**Task instructions:**
Within the records that follow, find every line containing the string "Unnamed". Copy those lines.

**Data shown:**
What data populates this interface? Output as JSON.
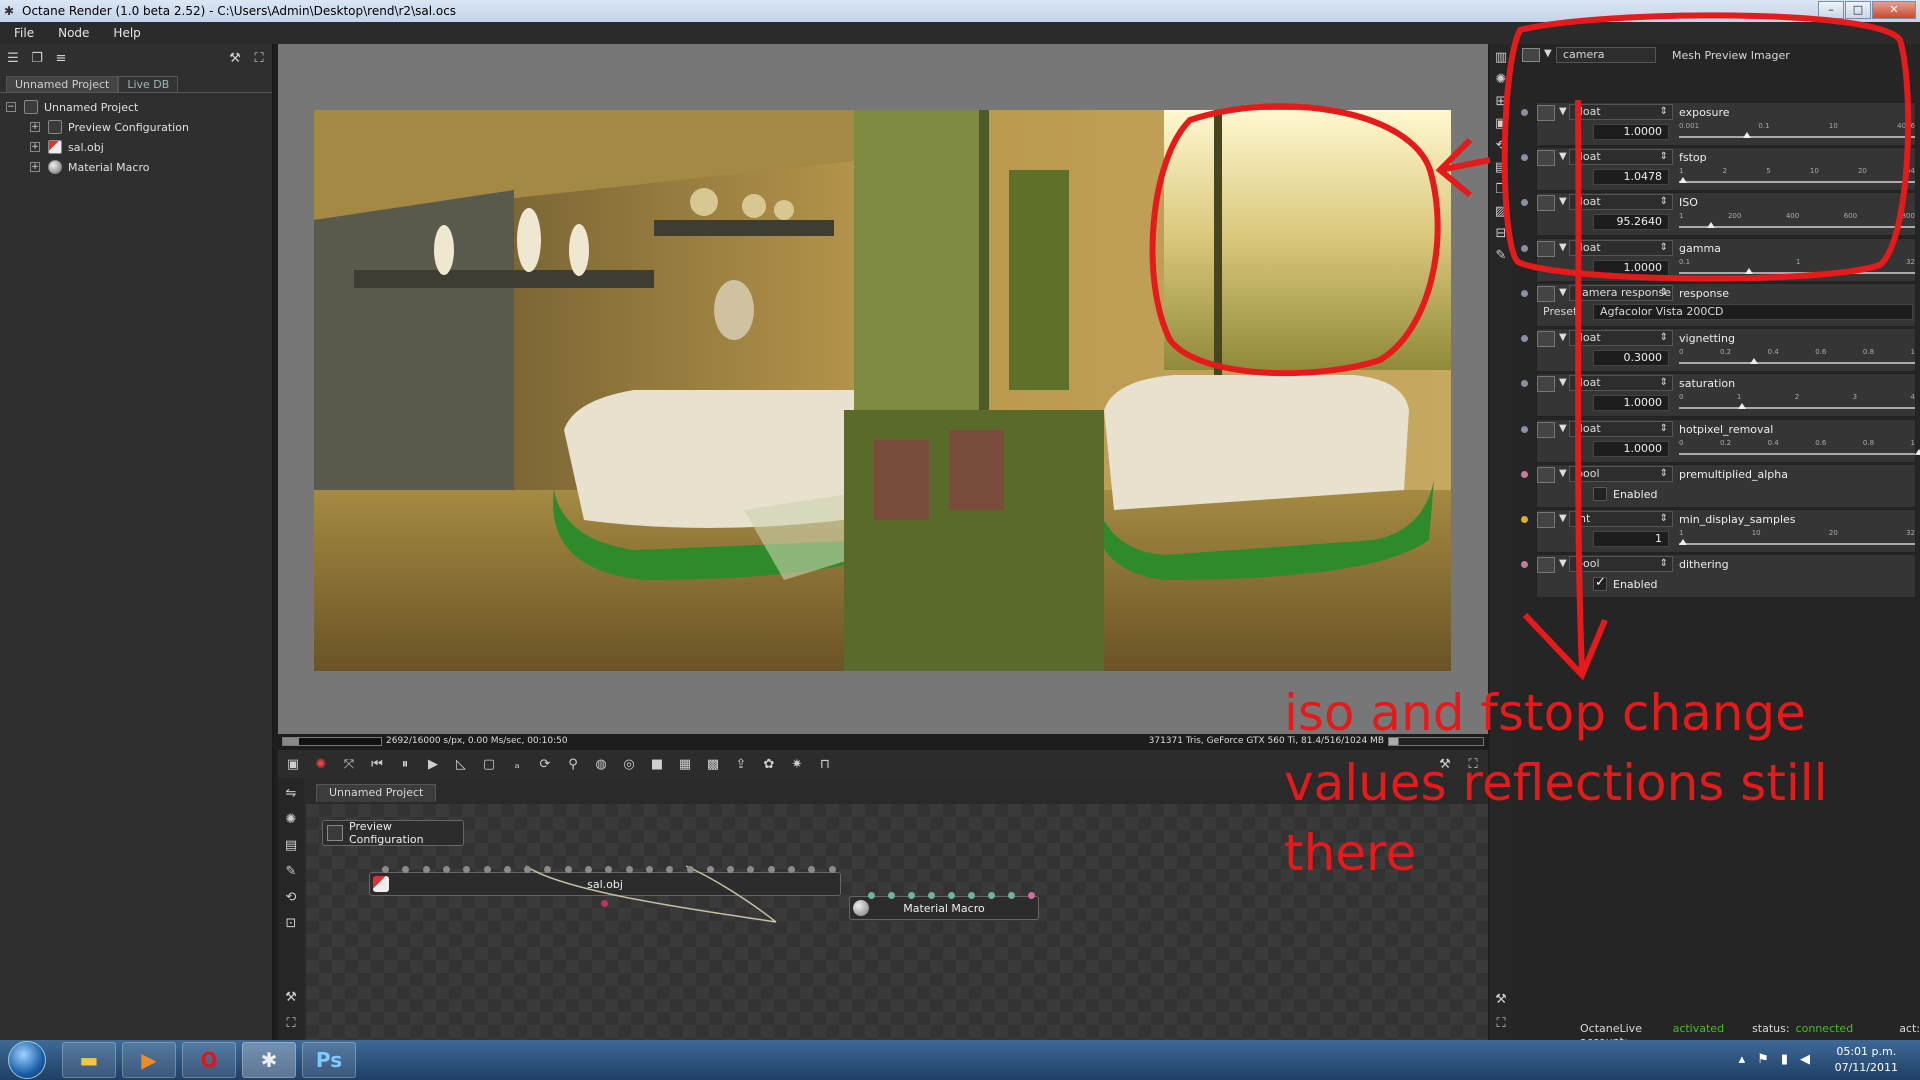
{
  "window": {
    "title": "Octane Render (1.0 beta 2.52) - C:\\Users\\Admin\\Desktop\\rend\\r2\\sal.ocs",
    "controls": [
      "–",
      "□",
      "✕"
    ]
  },
  "menu": [
    "File",
    "Node",
    "Help"
  ],
  "left_panel": {
    "tabs": [
      "Unnamed Project",
      "Live DB"
    ],
    "tree": {
      "root": "Unnamed Project",
      "children": [
        "Preview Configuration",
        "sal.obj",
        "Material Macro"
      ]
    }
  },
  "render_status": {
    "left": "2692/16000 s/px, 0.00 Ms/sec, 00:10:50",
    "right": "371371 Tris, GeForce GTX 560 Ti, 81.4/516/1024 MB",
    "progress": 0.168
  },
  "node_editor": {
    "tab": "Unnamed Project",
    "nodes": {
      "preview": "Preview Configuration",
      "mesh": "sal.obj",
      "material": "Material Macro"
    }
  },
  "inspector": {
    "header_type": "camera",
    "header_title": "Mesh Preview Imager",
    "rows": [
      {
        "type": "float",
        "name": "exposure",
        "value": "1.0000",
        "ticks": [
          "0.001",
          "0.1",
          "10",
          "4096"
        ],
        "pos": 0.27
      },
      {
        "type": "float",
        "name": "fstop",
        "value": "1.0478",
        "ticks": [
          "1",
          "2",
          "5",
          "10",
          "20",
          "64"
        ],
        "pos": 0.0
      },
      {
        "type": "float",
        "name": "ISO",
        "value": "95.2640",
        "ticks": [
          "1",
          "200",
          "400",
          "600",
          "800"
        ],
        "pos": 0.12
      },
      {
        "type": "float",
        "name": "gamma",
        "value": "1.0000",
        "ticks": [
          "0.1",
          "1",
          "32"
        ],
        "pos": 0.28
      },
      {
        "type": "camera response",
        "name": "response",
        "preset_label": "Preset",
        "preset_value": "Agfacolor Vista 200CD"
      },
      {
        "type": "float",
        "name": "vignetting",
        "value": "0.3000",
        "ticks": [
          "0",
          "0.2",
          "0.4",
          "0.6",
          "0.8",
          "1"
        ],
        "pos": 0.3
      },
      {
        "type": "float",
        "name": "saturation",
        "value": "1.0000",
        "ticks": [
          "0",
          "1",
          "2",
          "3",
          "4"
        ],
        "pos": 0.25
      },
      {
        "type": "float",
        "name": "hotpixel_removal",
        "value": "1.0000",
        "ticks": [
          "0",
          "0.2",
          "0.4",
          "0.6",
          "0.8",
          "1"
        ],
        "pos": 1.0
      },
      {
        "type": "bool",
        "name": "premultiplied_alpha",
        "check_label": "Enabled",
        "checked": false
      },
      {
        "type": "int",
        "name": "min_display_samples",
        "value": "1",
        "ticks": [
          "1",
          "10",
          "20",
          "32"
        ],
        "pos": 0.0
      },
      {
        "type": "bool",
        "name": "dithering",
        "check_label": "Enabled",
        "checked": true
      }
    ],
    "footer": {
      "account_label": "OctaneLive account:",
      "account_value": "activated",
      "status_label": "status:",
      "status_value": "connected",
      "act_label": "act:"
    }
  },
  "annotation": {
    "lines": [
      "iso and fstop change",
      "values reflections still",
      "there"
    ],
    "color": "#e51a1a"
  },
  "taskbar": {
    "time": "05:01 p.m.",
    "date": "07/11/2011",
    "apps": [
      "start-orb",
      "explorer",
      "media-player",
      "opera",
      "octane",
      "photoshop"
    ]
  }
}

**Task output:**
      "Unnamed Project",
      "root": "Unnamed Project",
    "tab": "Unnamed Project",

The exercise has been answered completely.